1. The Covenant of Water, by Abraham Verghese
2. Happy Place, by Emily Henry
3. Tomorrow, Tomorrow & Tomorrow: A Novel, by Gabrielle Zevin
1. The Shift: Change Your Perspective, Not Yourself, by Tinx
2. The Creative Act: A Way of Being, by Rick Rubin
3. Reflections of a Vintner: Stories and Seasonal Wisdom From a Lifetime in Napa Valley, by Tor Kenward
1. The Maid: A Novel, by Nita Prose
2. Trust, by Hernan Diaz
3. The Last Thing He Told Me: A Novel, by Laura Dave
1. How To Survive History: How To Outrun A Tyrannosaurus, Escape Pompeii, Get Off The Titanic, and Survive the Rest of History’s Deadliest Catastrophes, by Cody Cassidy
2. Crying in H Mart: A Memoir, by Michelle Zauner
3. The Age of Ai: And Our Human Future, by Henry A. Kissinger, Eric Schmidt, and Daniel Huttenlocher
1. Picture Book: Papa, Please Get the Moon For Me, by Eric Carle
2. Graphic Novel: Parachute Kids, by Betty C. Tang
3. Young Adult: A Good Girl’s Guide to Murder, by HollyJackson
NEW AND NOTABLE RELEASES
The Parrot and the Igloo: Climate and the Science of Denial, by David Lipsky
Lipsky takes the reader on a journey through the evolution of climate-change denial — including how cancer-denial strategies and lobbying by tobacco companies paved the way for its brand of scientific obfuscation — and how it has prevented legislative action. He covers the science of climate change itself, starting with the discovery of the greenhouse effect in 1824. In 1956, scientist Roger Revelle wrote in Time magazine confirming that burning fossil fuel increases carbon dioxide in the atmosphere and the results over time cause climate change. The Washington Post in 1965 postulated why no action on climate change would occur not due to lack of knowledge but the “inability to turn knowledge into effective public action.” This book can be considered the historical record to date on climate action and inaction.
Somebody’s Fool: A Novel, by Richard Russo
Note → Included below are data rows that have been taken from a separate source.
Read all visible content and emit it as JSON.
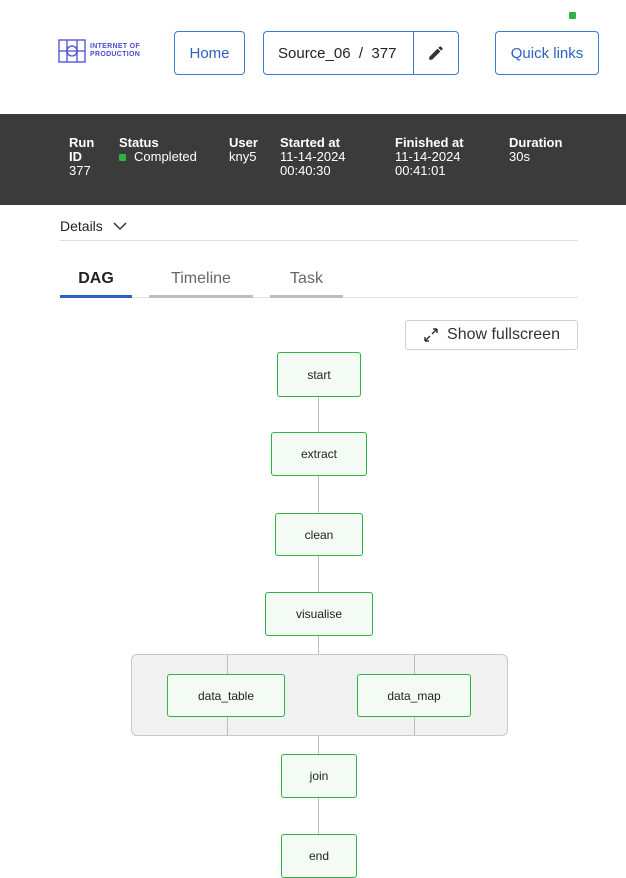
{
  "header": {
    "logo_line1": "INTERNET OF",
    "logo_line2": "PRODUCTION",
    "home_label": "Home",
    "run_selector": "Source_06  /  377",
    "quick_links_label": "Quick links",
    "status_indicator_color": "#2fb344"
  },
  "run": {
    "run_id_label_1": "Run",
    "run_id_label_2": "ID",
    "run_id": "377",
    "status_label": "Status",
    "status": "Completed",
    "user_label": "User",
    "user": "kny5",
    "started_label": "Started at",
    "started_date": "11-14-2024",
    "started_time": "00:40:30",
    "finished_label": "Finished at",
    "finished_date": "11-14-2024",
    "finished_time": "00:41:01",
    "duration_label": "Duration",
    "duration": "30s"
  },
  "details": {
    "label": "Details"
  },
  "tabs": [
    {
      "label": "DAG",
      "active": true
    },
    {
      "label": "Timeline",
      "active": false
    },
    {
      "label": "Task",
      "active": false
    }
  ],
  "fullscreen_label": "Show fullscreen",
  "dag": {
    "nodes": [
      "start",
      "extract",
      "clean",
      "visualise",
      "data_table",
      "data_map",
      "join",
      "end"
    ]
  }
}
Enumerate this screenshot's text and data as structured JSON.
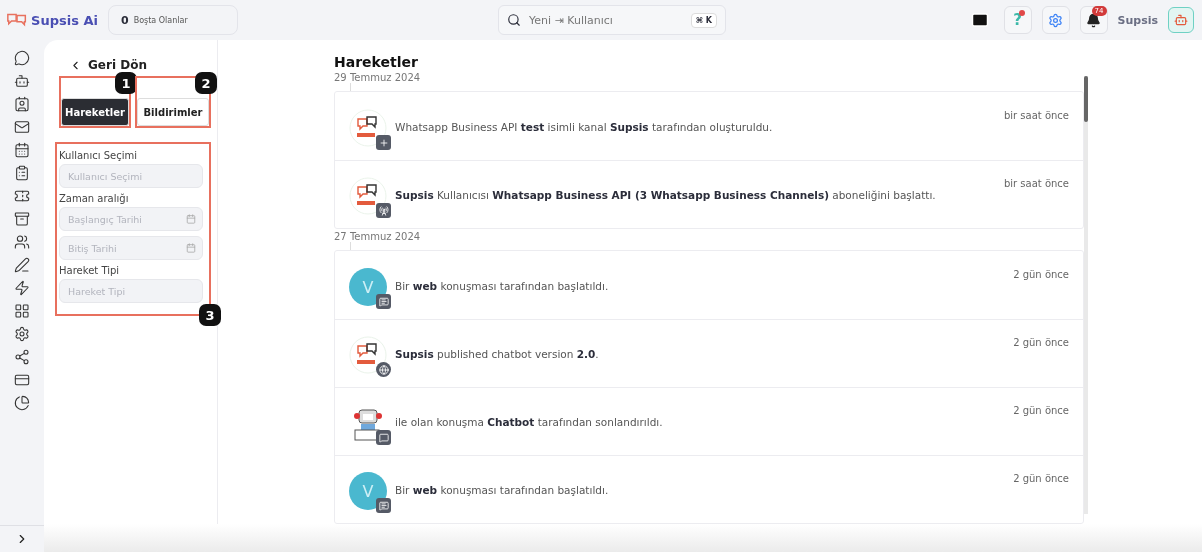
{
  "app": {
    "name": "Supsis Ai"
  },
  "idle": {
    "count": "0",
    "label": "Boşta Olanlar"
  },
  "search": {
    "placeholder": "Yeni ⇥ Kullanıcı",
    "shortcut": "⌘ K"
  },
  "topbar": {
    "help_label": "?",
    "help_dot": true,
    "notifications": "74",
    "user": "Supsis"
  },
  "back": {
    "label": "Geri Dön"
  },
  "tabs": [
    {
      "label": "Hareketler",
      "selected": true,
      "marker": "1"
    },
    {
      "label": "Bildirimler",
      "selected": false,
      "marker": "2"
    }
  ],
  "filters": {
    "marker": "3",
    "groups": [
      {
        "label": "Kullanıcı Seçimi",
        "fields": [
          {
            "placeholder": "Kullanıcı Seçimi",
            "kind": "select"
          }
        ]
      },
      {
        "label": "Zaman aralığı",
        "fields": [
          {
            "placeholder": "Başlangıç Tarihi",
            "kind": "date"
          },
          {
            "placeholder": "Bitiş Tarihi",
            "kind": "date"
          }
        ]
      },
      {
        "label": "Hareket Tipi",
        "fields": [
          {
            "placeholder": "Hareket Tipi",
            "kind": "select"
          }
        ]
      }
    ]
  },
  "timeline": {
    "title": "Hareketler",
    "groups": [
      {
        "date": "29 Temmuz 2024",
        "events": [
          {
            "avatar": {
              "kind": "logo"
            },
            "badge": {
              "kind": "plus"
            },
            "text": "Whatsapp Business API **test** isimli kanal **Supsis** tarafından oluşturuldu.",
            "time": "bir saat önce"
          },
          {
            "avatar": {
              "kind": "logo"
            },
            "badge": {
              "kind": "antenna"
            },
            "text": "**Supsis** Kullanıcısı **Whatsapp Business API (3 Whatsapp Business Channels)** aboneliğini başlattı.",
            "time": "bir saat önce"
          }
        ]
      },
      {
        "date": "27 Temmuz 2024",
        "events": [
          {
            "avatar": {
              "kind": "letter",
              "letter": "V"
            },
            "badge": {
              "kind": "chat"
            },
            "text": "Bir **web** konuşması tarafından başlatıldı.",
            "time": "2 gün önce"
          },
          {
            "avatar": {
              "kind": "logo"
            },
            "badge": {
              "kind": "globe"
            },
            "text": "**Supsis** published chatbot version **2.0**.",
            "time": "2 gün önce"
          },
          {
            "avatar": {
              "kind": "robot"
            },
            "badge": {
              "kind": "chat-check"
            },
            "text": "ile olan konuşma **Chatbot** tarafından sonlandırıldı.",
            "time": "2 gün önce"
          },
          {
            "avatar": {
              "kind": "letter",
              "letter": "V"
            },
            "badge": {
              "kind": "chat"
            },
            "text": "Bir **web** konuşması tarafından başlatıldı.",
            "time": "2 gün önce"
          }
        ]
      }
    ]
  }
}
Russo rounds out his North Bath trilogy, with one last wellness check on the cast of familiar characters. Sully has died, having just rekindled a relationship with his estranged son, Peter, who has inherited Sully’s Victorian fixer-upper along with an ever-growing list of friends, lovers, and even enemies he’s obliged to care for. Peter’s own estranged son, Thomas, arrives with a litany of lies, a sizable chip on his shoulder, and a secret scheme for arson. Russo’s art is the mastery of cloaking complex human emotions and conflicts in surprisingly simple guises, and he brings depths of pathos and wisdom to this Everyman microcosm by challenging its citizens in unlikely ways, only to have them emerge whole and even heroic.
The Sunset Crowd: A Novel, by Karin Tanabe
Tanabe’s The Sunset Crowd is a tale of survival and reinvention, of faking it until you make it, and the glittering appeal of success and stardom, as it seeks to answer that timeless question — who gets to have the American dream? In 1970’s Los Angeles, everyone is fighting to reach the top, but very few have the talent, ambition, and luck to get there. Observing it all is Bea Dupont, a photographer for Rolling Stone and Vogue, a Manhattan blue blood turned West Coast bohemian who holds the Sunset Crowd together. But in Hollywood, no one stays on top forever. And it’s not long before unrelenting ambition sets in motion a dramatic quest for power in an industry that is as glamorous as it is duplicitous.
Chris Hsiang can help you find your next book at Books Inc., 2251 Chestnut St., 415-931-3633, booksinc.net.